Rick Hanson suggests that we add unnecessary stress to our lives by coating ourselves with Teflon for positive experiences and comments. We let the good stuff slide right off and disappear.
At the same time, we cover ourselves with Velcro for negative experiences and comments. We let the negatives sink their hooks into us. That makes it tough to shake them off.
According to Ruth Baczynski you can tell that Velcro is governing your life when you are quick to take offence, feel hurt and withdraw, or get angry and pick a battle.
In her view, we need to be less hyper-reactive – to jump less often to conclusions, to manufacture fewer crises from minor incidents, and stop letting ourselves be hooked by imagined slights.
Action: Pay close attention to your tendency to get hooked. Talk yourself down from those ledges of your own invention.
In this case, you scruff up the Teflon, and reach out for the positives that show up. You highlight them by shining a light and pointing your attention their way. And then you dwell on them – focusing and savoring the good stuff.
Grab two sticki notes and jot these phrases down: Teflon or Velcro? Highlight & Dwell.
Post them where you’ll see them often. Keep these ideas in front of you as you make your way through the week, sloughing off the tough stuff and savoring the good.
Quote Of The Week: Do yourself a favor. Overlook at least two things today. MJ Ryan
Resource Of The Week: For more on how you and your mind benefit from savoring the good stuff, see this article by Rick Hanson: Be Mind Full Of Good.

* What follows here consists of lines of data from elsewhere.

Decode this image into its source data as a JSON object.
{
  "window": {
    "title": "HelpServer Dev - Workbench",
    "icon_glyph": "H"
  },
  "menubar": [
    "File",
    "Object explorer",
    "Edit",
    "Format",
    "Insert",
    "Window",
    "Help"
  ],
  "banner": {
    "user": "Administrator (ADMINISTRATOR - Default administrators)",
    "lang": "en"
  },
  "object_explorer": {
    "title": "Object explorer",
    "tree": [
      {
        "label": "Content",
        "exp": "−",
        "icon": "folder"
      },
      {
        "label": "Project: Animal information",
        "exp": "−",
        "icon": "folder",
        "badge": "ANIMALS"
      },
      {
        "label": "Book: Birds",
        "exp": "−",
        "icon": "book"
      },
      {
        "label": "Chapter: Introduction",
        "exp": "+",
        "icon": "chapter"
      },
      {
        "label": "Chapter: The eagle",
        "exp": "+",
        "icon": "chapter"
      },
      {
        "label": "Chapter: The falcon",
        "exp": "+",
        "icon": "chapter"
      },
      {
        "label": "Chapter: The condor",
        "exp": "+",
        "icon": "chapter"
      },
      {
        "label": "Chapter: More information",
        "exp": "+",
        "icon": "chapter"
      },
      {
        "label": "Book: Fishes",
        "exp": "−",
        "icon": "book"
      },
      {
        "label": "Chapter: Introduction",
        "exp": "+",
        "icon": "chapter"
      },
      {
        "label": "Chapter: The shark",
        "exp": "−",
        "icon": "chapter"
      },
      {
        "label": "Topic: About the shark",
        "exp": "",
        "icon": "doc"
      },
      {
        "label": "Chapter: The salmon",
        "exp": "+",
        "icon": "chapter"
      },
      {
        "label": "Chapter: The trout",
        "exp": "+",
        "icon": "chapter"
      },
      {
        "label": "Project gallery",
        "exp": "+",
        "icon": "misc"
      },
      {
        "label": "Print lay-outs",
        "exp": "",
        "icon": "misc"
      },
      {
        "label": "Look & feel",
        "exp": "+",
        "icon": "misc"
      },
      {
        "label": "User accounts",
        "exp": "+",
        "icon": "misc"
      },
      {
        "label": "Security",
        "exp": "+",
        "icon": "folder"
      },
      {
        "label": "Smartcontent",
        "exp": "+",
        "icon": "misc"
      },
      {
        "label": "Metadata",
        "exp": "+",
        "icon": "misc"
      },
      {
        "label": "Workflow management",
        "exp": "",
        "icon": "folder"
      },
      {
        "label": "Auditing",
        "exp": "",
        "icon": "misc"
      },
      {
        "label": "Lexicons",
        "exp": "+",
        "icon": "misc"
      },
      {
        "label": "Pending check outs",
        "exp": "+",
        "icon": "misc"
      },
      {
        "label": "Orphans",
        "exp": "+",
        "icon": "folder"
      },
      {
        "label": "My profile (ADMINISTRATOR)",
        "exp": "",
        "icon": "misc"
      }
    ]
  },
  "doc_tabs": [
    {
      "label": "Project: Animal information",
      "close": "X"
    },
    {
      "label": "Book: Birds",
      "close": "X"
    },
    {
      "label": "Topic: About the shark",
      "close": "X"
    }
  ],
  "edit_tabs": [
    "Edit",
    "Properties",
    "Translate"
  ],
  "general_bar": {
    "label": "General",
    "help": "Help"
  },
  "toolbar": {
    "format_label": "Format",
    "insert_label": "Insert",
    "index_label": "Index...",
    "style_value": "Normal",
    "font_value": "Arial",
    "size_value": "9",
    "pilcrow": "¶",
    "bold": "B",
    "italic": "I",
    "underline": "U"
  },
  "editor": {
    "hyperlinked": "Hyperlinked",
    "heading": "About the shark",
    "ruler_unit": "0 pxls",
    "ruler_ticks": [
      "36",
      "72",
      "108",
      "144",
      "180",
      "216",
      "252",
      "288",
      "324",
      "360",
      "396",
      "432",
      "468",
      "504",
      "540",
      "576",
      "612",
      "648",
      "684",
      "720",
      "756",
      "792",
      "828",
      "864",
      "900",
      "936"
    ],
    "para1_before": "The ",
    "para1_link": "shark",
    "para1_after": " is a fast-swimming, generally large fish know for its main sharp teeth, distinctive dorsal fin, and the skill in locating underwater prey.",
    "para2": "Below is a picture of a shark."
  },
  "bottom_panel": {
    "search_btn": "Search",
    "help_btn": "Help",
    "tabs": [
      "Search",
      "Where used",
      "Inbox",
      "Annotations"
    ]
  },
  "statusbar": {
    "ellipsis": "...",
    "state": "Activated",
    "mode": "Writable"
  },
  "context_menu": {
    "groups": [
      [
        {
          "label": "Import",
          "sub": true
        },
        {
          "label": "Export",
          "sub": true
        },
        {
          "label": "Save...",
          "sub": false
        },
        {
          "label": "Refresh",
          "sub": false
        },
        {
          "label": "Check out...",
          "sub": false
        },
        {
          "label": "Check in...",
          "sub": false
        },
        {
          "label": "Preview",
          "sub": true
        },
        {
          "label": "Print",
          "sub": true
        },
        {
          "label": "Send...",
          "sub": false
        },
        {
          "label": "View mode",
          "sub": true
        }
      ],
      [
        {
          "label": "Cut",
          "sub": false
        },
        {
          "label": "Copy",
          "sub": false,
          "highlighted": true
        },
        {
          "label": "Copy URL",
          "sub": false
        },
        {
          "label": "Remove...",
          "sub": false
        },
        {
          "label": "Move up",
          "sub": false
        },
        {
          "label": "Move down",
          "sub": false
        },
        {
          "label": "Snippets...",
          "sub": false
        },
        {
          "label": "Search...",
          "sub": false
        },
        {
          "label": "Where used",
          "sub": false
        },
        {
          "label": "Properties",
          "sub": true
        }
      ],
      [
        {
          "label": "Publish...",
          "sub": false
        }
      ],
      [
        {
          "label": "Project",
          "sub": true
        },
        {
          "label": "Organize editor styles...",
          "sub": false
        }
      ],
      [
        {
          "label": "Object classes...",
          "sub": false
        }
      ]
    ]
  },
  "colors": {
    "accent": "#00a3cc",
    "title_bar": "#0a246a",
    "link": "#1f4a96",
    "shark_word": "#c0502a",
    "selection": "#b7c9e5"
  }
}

Readers Write: In response to my recent message, Short Circuit Second Hand Stress, Pause reader VR writes: Thank you for this article. There has been way too much drama in my life, for a long time. I had been blaming myself and assuming responsibility for all of that drama until I realized that I wasn’t causing it, but I was enabling it. The result has been a whole lot of negative stress. It had to stop. I now believe that I am recognizing the drama when it comes my way and have been trying to deflect it by choosing not to participate. A family member often says: ‘Not my circus, not my monkeys’. Good advice.
Tags: appreciation, attitude, burnout, dwell, encouragement, focus, highlight, motivation, overload, overwhelm, Pat Katz, Patricia Katz, pause, perspective, Saskatoon, speaker, teflon, velcro, wellness